▸ **TASK INSTRUCTIONS**: Report each line of the data below in which "label" appears.

————————

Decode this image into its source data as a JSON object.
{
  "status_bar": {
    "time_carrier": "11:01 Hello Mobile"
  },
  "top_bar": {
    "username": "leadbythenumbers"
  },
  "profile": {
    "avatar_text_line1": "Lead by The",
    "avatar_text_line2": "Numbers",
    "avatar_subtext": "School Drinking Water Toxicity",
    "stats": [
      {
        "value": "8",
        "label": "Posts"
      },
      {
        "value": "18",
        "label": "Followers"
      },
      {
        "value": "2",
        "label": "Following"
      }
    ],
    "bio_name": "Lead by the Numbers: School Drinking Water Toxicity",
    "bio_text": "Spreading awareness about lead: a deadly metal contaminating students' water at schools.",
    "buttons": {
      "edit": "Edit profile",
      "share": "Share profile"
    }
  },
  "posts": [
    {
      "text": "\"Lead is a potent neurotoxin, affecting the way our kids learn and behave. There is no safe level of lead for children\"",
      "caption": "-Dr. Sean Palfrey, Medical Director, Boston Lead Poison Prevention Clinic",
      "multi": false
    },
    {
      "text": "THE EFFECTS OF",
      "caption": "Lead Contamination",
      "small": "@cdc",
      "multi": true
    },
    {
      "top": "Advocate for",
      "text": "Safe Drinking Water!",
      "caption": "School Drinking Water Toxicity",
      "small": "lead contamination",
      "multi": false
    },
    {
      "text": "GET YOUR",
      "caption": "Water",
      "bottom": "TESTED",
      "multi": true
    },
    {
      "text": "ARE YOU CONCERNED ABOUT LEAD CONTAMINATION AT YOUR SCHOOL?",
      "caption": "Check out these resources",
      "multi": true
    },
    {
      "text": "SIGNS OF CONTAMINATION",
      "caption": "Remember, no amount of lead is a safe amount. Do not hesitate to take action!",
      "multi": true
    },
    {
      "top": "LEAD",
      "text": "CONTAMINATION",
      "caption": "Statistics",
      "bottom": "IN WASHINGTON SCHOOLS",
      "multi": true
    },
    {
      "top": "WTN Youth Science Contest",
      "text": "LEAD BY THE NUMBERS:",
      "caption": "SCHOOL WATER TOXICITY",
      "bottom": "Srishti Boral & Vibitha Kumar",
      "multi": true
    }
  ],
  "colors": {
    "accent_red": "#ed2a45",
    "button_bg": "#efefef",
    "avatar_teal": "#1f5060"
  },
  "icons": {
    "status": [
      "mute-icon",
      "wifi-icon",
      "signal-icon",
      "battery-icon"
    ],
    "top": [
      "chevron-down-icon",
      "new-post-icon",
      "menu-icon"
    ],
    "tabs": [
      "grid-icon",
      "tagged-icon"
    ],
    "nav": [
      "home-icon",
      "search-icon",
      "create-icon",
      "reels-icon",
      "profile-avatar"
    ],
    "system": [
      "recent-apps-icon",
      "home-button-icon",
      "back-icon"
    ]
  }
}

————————

▸ **RESPONSE AREA**:
        "label": "Posts"
        "label": "Followers"
        "label": "Following"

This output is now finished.